#### Assignment:
Could you retype every line of the data underneath without altering anything?
-*-
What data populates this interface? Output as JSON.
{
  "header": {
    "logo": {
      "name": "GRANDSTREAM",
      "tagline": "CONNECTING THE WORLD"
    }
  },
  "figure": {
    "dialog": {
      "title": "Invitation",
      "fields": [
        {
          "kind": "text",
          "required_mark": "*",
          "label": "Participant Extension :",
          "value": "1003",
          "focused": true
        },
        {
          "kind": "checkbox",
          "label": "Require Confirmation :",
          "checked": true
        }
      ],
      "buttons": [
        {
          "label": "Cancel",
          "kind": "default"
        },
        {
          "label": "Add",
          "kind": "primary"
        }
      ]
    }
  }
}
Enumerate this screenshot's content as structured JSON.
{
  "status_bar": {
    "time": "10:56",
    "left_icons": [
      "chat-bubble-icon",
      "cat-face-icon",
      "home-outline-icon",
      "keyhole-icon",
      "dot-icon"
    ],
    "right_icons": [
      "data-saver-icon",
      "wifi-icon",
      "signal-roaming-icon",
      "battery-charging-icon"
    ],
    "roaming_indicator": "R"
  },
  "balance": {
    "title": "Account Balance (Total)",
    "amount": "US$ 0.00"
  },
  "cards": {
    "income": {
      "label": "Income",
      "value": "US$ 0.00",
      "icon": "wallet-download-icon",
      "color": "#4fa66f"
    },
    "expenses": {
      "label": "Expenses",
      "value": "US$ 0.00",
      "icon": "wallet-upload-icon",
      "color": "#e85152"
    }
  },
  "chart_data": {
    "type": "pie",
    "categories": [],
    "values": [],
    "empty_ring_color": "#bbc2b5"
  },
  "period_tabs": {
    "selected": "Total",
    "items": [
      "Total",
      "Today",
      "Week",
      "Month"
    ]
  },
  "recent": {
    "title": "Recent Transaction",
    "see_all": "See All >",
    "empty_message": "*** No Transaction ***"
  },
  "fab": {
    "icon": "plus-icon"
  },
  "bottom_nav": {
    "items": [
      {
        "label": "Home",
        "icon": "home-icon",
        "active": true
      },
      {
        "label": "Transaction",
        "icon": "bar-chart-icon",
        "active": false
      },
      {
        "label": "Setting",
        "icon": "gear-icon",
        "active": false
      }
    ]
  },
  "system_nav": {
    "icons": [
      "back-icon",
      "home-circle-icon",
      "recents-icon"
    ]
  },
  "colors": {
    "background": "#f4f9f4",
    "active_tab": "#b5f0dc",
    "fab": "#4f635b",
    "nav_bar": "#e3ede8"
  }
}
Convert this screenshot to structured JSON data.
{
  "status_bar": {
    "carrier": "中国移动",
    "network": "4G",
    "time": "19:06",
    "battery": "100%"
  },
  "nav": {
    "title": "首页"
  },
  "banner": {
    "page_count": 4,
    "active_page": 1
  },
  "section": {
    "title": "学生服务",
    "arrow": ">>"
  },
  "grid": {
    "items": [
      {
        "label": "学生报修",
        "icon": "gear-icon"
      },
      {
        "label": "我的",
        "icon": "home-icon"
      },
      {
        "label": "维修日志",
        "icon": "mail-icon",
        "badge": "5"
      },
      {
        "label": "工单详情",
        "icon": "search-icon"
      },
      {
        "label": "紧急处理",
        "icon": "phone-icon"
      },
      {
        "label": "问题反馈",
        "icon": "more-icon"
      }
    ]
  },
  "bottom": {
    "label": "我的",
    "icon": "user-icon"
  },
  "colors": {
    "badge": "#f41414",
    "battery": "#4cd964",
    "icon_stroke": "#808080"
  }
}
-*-
#### Written reply:
What data populates this interface? Output as JSON.
{
  "header": {
    "logo": {
      "name": "GRANDSTREAM",
      "tagline": "CONNECTING THE WORLD"
    }
  },
  "figure": {
    "dialog": {
      "title": "Invitation",
      "fields": [
        {
          "kind": "text",
          "required_mark": "*",
          "label": "Participant Extension :",
          "value": "1003",
          "focused": true
        },
        {
          "kind": "checkbox",
          "label": "Require Confirmation :",
          "checked": true
        }
      ],
      "buttons": [
        {
          "label": "Cancel",
          "kind": "default"
        },
        {
          "label": "Add",
          "kind": "primary"
        }
      ]
    }
  }
}
Enumerate this screenshot's content as structured JSON.
{
  "status_bar": {
    "time": "10:56",
    "left_icons": [
      "chat-bubble-icon",
      "cat-face-icon",
      "home-outline-icon",
      "keyhole-icon",
      "dot-icon"
    ],
    "right_icons": [
      "data-saver-icon",
      "wifi-icon",
      "signal-roaming-icon",
      "battery-charging-icon"
    ],
    "roaming_indicator": "R"
  },
  "balance": {
    "title": "Account Balance (Total)",
    "amount": "US$ 0.00"
  },
  "cards": {
    "income": {
      "label": "Income",
      "value": "US$ 0.00",
      "icon": "wallet-download-icon",
      "color": "#4fa66f"
    },
    "expenses": {
      "label": "Expenses",
      "value": "US$ 0.00",
      "icon": "wallet-upload-icon",
      "color": "#e85152"
    }
  },
  "chart_data": {
    "type": "pie",
    "categories": [],
    "values": [],
    "empty_ring_color": "#bbc2b5"
  },
  "period_tabs": {
    "selected": "Total",
    "items": [
      "Total",
      "Today",
      "Week",
      "Month"
    ]
  },
  "recent": {
    "title": "Recent Transaction",
    "see_all": "See All >",
    "empty_message": "*** No Transaction ***"
  },
  "fab": {
    "icon": "plus-icon"
  },
  "bottom_nav": {
    "items": [
      {
        "label": "Home",
        "icon": "home-icon",
        "active": true
      },
      {
        "label": "Transaction",
        "icon": "bar-chart-icon",
        "active": false
      },
      {
        "label": "Setting",
        "icon": "gear-icon",
        "active": false
      }
    ]
  },
  "system_nav": {
    "icons": [
      "back-icon",
      "home-circle-icon",
      "recents-icon"
    ]
  },
  "colors": {
    "background": "#f4f9f4",
    "active_tab": "#b5f0dc",
    "fab": "#4f635b",
    "nav_bar": "#e3ede8"
  }
}
Convert this screenshot to structured JSON data.
{
  "status_bar": {
    "carrier": "中国移动",
    "network": "4G",
    "time": "19:06",
    "battery": "100%"
  },
  "nav": {
    "title": "首页"
  },
  "banner": {
    "page_count": 4,
    "active_page": 1
  },
  "section": {
    "title": "学生服务",
    "arrow": ">>"
  },
  "grid": {
    "items": [
      {
        "label": "学生报修",
        "icon": "gear-icon"
      },
      {
        "label": "我的",
        "icon": "home-icon"
      },
      {
        "label": "维修日志",
        "icon": "mail-icon",
        "badge": "5"
      },
      {
        "label": "工单详情",
        "icon": "search-icon"
      },
      {
        "label": "紧急处理",
        "icon": "phone-icon"
      },
      {
        "label": "问题反馈",
        "icon": "more-icon"
      }
    ]
  },
  "bottom": {
    "label": "我的",
    "icon": "user-icon"
  },
  "colors": {
    "badge": "#f41414",
    "battery": "#4cd964",
    "icon_stroke": "#808080"
  }
}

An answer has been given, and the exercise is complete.